▶ Your goal
Every entry below is to be copied exactly, with nothing omitted.

Dataset rows describing interfaces
········

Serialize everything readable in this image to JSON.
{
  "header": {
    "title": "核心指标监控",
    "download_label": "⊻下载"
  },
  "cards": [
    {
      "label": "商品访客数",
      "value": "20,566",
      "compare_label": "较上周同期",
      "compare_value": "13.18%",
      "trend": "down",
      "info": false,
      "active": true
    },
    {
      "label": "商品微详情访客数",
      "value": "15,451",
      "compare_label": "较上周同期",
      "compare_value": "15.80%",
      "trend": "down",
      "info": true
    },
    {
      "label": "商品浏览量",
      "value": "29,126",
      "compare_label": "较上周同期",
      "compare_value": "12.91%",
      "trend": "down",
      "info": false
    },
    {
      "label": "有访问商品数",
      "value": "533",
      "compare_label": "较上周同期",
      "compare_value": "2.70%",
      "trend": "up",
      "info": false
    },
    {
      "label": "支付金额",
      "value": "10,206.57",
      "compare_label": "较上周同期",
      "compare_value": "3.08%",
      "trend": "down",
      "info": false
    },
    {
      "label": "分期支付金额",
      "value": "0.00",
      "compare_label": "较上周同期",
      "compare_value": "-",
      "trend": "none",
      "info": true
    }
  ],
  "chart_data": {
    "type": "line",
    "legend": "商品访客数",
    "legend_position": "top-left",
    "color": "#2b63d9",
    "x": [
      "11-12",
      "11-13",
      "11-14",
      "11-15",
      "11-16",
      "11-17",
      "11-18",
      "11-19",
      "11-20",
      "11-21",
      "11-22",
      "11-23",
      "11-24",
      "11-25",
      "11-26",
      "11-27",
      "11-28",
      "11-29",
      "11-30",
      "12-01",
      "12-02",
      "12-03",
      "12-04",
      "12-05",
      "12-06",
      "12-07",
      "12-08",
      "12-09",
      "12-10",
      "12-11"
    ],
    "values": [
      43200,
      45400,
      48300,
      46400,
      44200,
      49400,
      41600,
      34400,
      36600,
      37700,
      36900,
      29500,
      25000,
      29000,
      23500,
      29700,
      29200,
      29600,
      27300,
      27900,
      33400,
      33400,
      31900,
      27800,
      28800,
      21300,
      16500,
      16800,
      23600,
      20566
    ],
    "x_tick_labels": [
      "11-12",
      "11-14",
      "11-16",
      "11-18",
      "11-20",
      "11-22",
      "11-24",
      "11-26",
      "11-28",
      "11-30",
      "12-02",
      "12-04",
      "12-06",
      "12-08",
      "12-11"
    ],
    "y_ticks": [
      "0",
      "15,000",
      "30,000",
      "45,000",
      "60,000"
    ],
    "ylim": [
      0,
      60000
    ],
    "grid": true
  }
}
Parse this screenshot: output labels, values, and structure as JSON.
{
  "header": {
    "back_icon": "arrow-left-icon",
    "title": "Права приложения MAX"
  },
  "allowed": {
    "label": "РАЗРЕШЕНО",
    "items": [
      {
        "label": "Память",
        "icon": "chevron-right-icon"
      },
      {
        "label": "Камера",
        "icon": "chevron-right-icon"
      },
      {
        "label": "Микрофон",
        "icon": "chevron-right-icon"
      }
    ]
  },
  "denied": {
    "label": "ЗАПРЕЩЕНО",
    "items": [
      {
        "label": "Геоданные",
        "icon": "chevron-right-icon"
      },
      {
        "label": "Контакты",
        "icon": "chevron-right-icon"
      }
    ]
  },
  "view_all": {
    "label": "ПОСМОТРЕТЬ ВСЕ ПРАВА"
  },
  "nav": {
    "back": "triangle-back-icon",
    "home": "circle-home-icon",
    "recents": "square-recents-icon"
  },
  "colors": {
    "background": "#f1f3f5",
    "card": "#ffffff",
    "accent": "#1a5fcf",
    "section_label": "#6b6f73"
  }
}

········

▶ Worked solution
Serialize everything readable in this image to JSON.
{
  "header": {
    "title": "核心指标监控",
    "download_label": "⊻下载"
  },
  "cards": [
    {
      "label": "商品访客数",
      "value": "20,566",
      "compare_label": "较上周同期",
      "compare_value": "13.18%",
      "trend": "down",
      "info": false,
      "active": true
    },
    {
      "label": "商品微详情访客数",
      "value": "15,451",
      "compare_label": "较上周同期",
      "compare_value": "15.80%",
      "trend": "down",
      "info": true
    },
    {
      "label": "商品浏览量",
      "value": "29,126",
      "compare_label": "较上周同期",
      "compare_value": "12.91%",
      "trend": "down",
      "info": false
    },
    {
      "label": "有访问商品数",
      "value": "533",
      "compare_label": "较上周同期",
      "compare_value": "2.70%",
      "trend": "up",
      "info": false
    },
    {
      "label": "支付金额",
      "value": "10,206.57",
      "compare_label": "较上周同期",
      "compare_value": "3.08%",
      "trend": "down",
      "info": false
    },
    {
      "label": "分期支付金额",
      "value": "0.00",
      "compare_label": "较上周同期",
      "compare_value": "-",
      "trend": "none",
      "info": true
    }
  ],
  "chart_data": {
    "type": "line",
    "legend": "商品访客数",
    "legend_position": "top-left",
    "color": "#2b63d9",
    "x": [
      "11-12",
      "11-13",
      "11-14",
      "11-15",
      "11-16",
      "11-17",
      "11-18",
      "11-19",
      "11-20",
      "11-21",
      "11-22",
      "11-23",
      "11-24",
      "11-25",
      "11-26",
      "11-27",
      "11-28",
      "11-29",
      "11-30",
      "12-01",
      "12-02",
      "12-03",
      "12-04",
      "12-05",
      "12-06",
      "12-07",
      "12-08",
      "12-09",
      "12-10",
      "12-11"
    ],
    "values": [
      43200,
      45400,
      48300,
      46400,
      44200,
      49400,
      41600,
      34400,
      36600,
      37700,
      36900,
      29500,
      25000,
      29000,
      23500,
      29700,
      29200,
      29600,
      27300,
      27900,
      33400,
      33400,
      31900,
      27800,
      28800,
      21300,
      16500,
      16800,
      23600,
      20566
    ],
    "x_tick_labels": [
      "11-12",
      "11-14",
      "11-16",
      "11-18",
      "11-20",
      "11-22",
      "11-24",
      "11-26",
      "11-28",
      "11-30",
      "12-02",
      "12-04",
      "12-06",
      "12-08",
      "12-11"
    ],
    "y_ticks": [
      "0",
      "15,000",
      "30,000",
      "45,000",
      "60,000"
    ],
    "ylim": [
      0,
      60000
    ],
    "grid": true
  }
}
Parse this screenshot: output labels, values, and structure as JSON.
{
  "header": {
    "back_icon": "arrow-left-icon",
    "title": "Права приложения MAX"
  },
  "allowed": {
    "label": "РАЗРЕШЕНО",
    "items": [
      {
        "label": "Память",
        "icon": "chevron-right-icon"
      },
      {
        "label": "Камера",
        "icon": "chevron-right-icon"
      },
      {
        "label": "Микрофон",
        "icon": "chevron-right-icon"
      }
    ]
  },
  "denied": {
    "label": "ЗАПРЕЩЕНО",
    "items": [
      {
        "label": "Геоданные",
        "icon": "chevron-right-icon"
      },
      {
        "label": "Контакты",
        "icon": "chevron-right-icon"
      }
    ]
  },
  "view_all": {
    "label": "ПОСМОТРЕТЬ ВСЕ ПРАВА"
  },
  "nav": {
    "back": "triangle-back-icon",
    "home": "circle-home-icon",
    "recents": "square-recents-icon"
  },
  "colors": {
    "background": "#f1f3f5",
    "card": "#ffffff",
    "accent": "#1a5fcf",
    "section_label": "#6b6f73"
  }
}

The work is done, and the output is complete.